We were finally free, but confused. It was such an emotional high, that we momentarily forgot that the war was still on. We were jolted back to reality when we heard tanks blasting through the streetcars, as they continued their onslaught through Lubeck. At one point, a lone German fighter flew low over our building. At the rear of the building was a side road, where we saw a column of German soldiers coming towards us. They were a rag-tag bunch, with bandages wrapped around their heads, some with their arms in slings and some riding wagons, obviously badly wounded; they all wanted to surrender. After VE day, we were loaded onto a Halifax bomber to be flown back to England. The pilot knew that we were American fliers, so he flew low enough for us to see the destruction we had rained on German cities.
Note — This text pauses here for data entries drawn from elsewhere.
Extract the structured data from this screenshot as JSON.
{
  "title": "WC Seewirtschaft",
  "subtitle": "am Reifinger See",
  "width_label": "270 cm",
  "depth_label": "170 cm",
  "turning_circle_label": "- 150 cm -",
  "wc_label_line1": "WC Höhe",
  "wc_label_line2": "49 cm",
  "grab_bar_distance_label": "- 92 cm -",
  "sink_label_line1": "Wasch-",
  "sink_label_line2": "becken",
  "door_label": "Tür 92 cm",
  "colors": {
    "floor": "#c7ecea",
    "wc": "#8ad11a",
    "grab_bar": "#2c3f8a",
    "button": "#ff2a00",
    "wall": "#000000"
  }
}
James Hunter: As we grew up in Kings Park, there was very little mention of Dads time in the 8TH Air Force After becoming deaf from the blows he took during capture, he became a real introvert. It wasn't until his 70's that he met other POWs, who helped him deal with the issues that come with being a former prisoner. Certainly, that's when we first began hearing these amazing stories from him. When he returned to L.I. after the War, he became a builder, at first in Kings Park and then later out East. When he became totally disabled, we inquired, and he eventually received a disability income for Mom. Dad always loved flying and planes. When I was 16, he encouraged me to begin my own flying career, which I pursue to this day. I think that one of our family's most memorable moments was getting Dad a ride on a B-17 at Gabreski Airport.